- TO DO:
Output everything in the listing exactly.

┌────────

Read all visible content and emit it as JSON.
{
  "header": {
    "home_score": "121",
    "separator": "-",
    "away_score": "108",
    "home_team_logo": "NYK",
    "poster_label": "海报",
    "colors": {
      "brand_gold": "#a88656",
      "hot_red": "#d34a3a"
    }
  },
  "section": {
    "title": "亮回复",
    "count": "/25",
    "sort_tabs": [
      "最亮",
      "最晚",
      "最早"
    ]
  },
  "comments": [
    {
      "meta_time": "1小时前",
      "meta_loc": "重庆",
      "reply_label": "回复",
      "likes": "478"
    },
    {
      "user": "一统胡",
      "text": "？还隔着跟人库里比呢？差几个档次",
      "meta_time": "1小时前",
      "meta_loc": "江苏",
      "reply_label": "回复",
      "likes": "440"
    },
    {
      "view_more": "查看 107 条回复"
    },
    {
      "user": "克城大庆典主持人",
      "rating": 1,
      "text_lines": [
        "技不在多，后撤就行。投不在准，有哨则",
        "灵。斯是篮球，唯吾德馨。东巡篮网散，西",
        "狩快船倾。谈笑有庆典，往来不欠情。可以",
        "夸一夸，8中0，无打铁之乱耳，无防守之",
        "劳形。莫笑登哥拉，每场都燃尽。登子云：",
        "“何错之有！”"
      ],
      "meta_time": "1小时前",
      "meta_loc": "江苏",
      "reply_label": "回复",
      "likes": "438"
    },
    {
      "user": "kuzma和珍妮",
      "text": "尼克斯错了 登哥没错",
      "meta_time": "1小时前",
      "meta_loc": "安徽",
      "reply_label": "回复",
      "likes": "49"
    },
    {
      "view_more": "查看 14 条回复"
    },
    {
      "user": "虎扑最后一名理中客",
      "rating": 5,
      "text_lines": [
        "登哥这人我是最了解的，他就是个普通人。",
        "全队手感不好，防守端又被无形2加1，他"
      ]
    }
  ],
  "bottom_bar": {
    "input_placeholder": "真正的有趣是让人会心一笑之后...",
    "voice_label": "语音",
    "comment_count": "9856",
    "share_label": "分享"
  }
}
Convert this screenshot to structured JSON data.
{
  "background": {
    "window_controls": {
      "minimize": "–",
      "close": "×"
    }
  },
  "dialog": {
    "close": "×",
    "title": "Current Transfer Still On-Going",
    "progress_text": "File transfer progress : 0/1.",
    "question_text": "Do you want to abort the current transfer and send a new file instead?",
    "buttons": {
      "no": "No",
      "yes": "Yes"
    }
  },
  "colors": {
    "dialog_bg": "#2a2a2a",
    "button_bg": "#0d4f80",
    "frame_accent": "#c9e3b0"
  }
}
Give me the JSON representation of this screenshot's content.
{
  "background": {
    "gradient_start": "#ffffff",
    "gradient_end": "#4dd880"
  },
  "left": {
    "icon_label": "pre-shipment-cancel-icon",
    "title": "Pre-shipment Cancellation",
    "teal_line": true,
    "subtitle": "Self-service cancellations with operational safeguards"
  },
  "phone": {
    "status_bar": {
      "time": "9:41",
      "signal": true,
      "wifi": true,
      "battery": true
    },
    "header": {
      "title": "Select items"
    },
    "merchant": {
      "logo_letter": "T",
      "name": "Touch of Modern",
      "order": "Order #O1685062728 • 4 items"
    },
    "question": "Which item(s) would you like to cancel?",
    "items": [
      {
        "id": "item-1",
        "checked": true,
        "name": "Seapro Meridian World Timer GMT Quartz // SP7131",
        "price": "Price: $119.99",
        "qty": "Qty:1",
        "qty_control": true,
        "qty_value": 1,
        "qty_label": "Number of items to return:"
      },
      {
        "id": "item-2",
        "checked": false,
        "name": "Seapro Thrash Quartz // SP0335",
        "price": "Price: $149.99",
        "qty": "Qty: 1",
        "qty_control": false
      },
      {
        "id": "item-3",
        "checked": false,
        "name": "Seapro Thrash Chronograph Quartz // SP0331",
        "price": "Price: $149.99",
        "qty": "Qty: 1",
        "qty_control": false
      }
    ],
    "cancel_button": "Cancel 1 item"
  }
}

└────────

- OUTPUT:
Read all visible content and emit it as JSON.
{
  "header": {
    "home_score": "121",
    "separator": "-",
    "away_score": "108",
    "home_team_logo": "NYK",
    "poster_label": "海报",
    "colors": {
      "brand_gold": "#a88656",
      "hot_red": "#d34a3a"
    }
  },
  "section": {
    "title": "亮回复",
    "count": "/25",
    "sort_tabs": [
      "最亮",
      "最晚",
      "最早"
    ]
  },
  "comments": [
    {
      "meta_time": "1小时前",
      "meta_loc": "重庆",
      "reply_label": "回复",
      "likes": "478"
    },
    {
      "user": "一统胡",
      "text": "？还隔着跟人库里比呢？差几个档次",
      "meta_time": "1小时前",
      "meta_loc": "江苏",
      "reply_label": "回复",
      "likes": "440"
    },
    {
      "view_more": "查看 107 条回复"
    },
    {
      "user": "克城大庆典主持人",
      "rating": 1,
      "text_lines": [
        "技不在多，后撤就行。投不在准，有哨则",
        "灵。斯是篮球，唯吾德馨。东巡篮网散，西",
        "狩快船倾。谈笑有庆典，往来不欠情。可以",
        "夸一夸，8中0，无打铁之乱耳，无防守之",
        "劳形。莫笑登哥拉，每场都燃尽。登子云：",
        "“何错之有！”"
      ],
      "meta_time": "1小时前",
      "meta_loc": "江苏",
      "reply_label": "回复",
      "likes": "438"
    },
    {
      "user": "kuzma和珍妮",
      "text": "尼克斯错了 登哥没错",
      "meta_time": "1小时前",
      "meta_loc": "安徽",
      "reply_label": "回复",
      "likes": "49"
    },
    {
      "view_more": "查看 14 条回复"
    },
    {
      "user": "虎扑最后一名理中客",
      "rating": 5,
      "text_lines": [
        "登哥这人我是最了解的，他就是个普通人。",
        "全队手感不好，防守端又被无形2加1，他"
      ]
    }
  ],
  "bottom_bar": {
    "input_placeholder": "真正的有趣是让人会心一笑之后...",
    "voice_label": "语音",
    "comment_count": "9856",
    "share_label": "分享"
  }
}
Convert this screenshot to structured JSON data.
{
  "background": {
    "window_controls": {
      "minimize": "–",
      "close": "×"
    }
  },
  "dialog": {
    "close": "×",
    "title": "Current Transfer Still On-Going",
    "progress_text": "File transfer progress : 0/1.",
    "question_text": "Do you want to abort the current transfer and send a new file instead?",
    "buttons": {
      "no": "No",
      "yes": "Yes"
    }
  },
  "colors": {
    "dialog_bg": "#2a2a2a",
    "button_bg": "#0d4f80",
    "frame_accent": "#c9e3b0"
  }
}
Give me the JSON representation of this screenshot's content.
{
  "background": {
    "gradient_start": "#ffffff",
    "gradient_end": "#4dd880"
  },
  "left": {
    "icon_label": "pre-shipment-cancel-icon",
    "title": "Pre-shipment Cancellation",
    "teal_line": true,
    "subtitle": "Self-service cancellations with operational safeguards"
  },
  "phone": {
    "status_bar": {
      "time": "9:41",
      "signal": true,
      "wifi": true,
      "battery": true
    },
    "header": {
      "title": "Select items"
    },
    "merchant": {
      "logo_letter": "T",
      "name": "Touch of Modern",
      "order": "Order #O1685062728 • 4 items"
    },
    "question": "Which item(s) would you like to cancel?",
    "items": [
      {
        "id": "item-1",
        "checked": true,
        "name": "Seapro Meridian World Timer GMT Quartz // SP7131",
        "price": "Price: $119.99",
        "qty": "Qty:1",
        "qty_control": true,
        "qty_value": 1,
        "qty_label": "Number of items to return:"
      },
      {
        "id": "item-2",
        "checked": false,
        "name": "Seapro Thrash Quartz // SP0335",
        "price": "Price: $149.99",
        "qty": "Qty: 1",
        "qty_control": false
      },
      {
        "id": "item-3",
        "checked": false,
        "name": "Seapro Thrash Chronograph Quartz // SP0331",
        "price": "Price: $149.99",
        "qty": "Qty: 1",
        "qty_control": false
      }
    ],
    "cancel_button": "Cancel 1 item"
  }
}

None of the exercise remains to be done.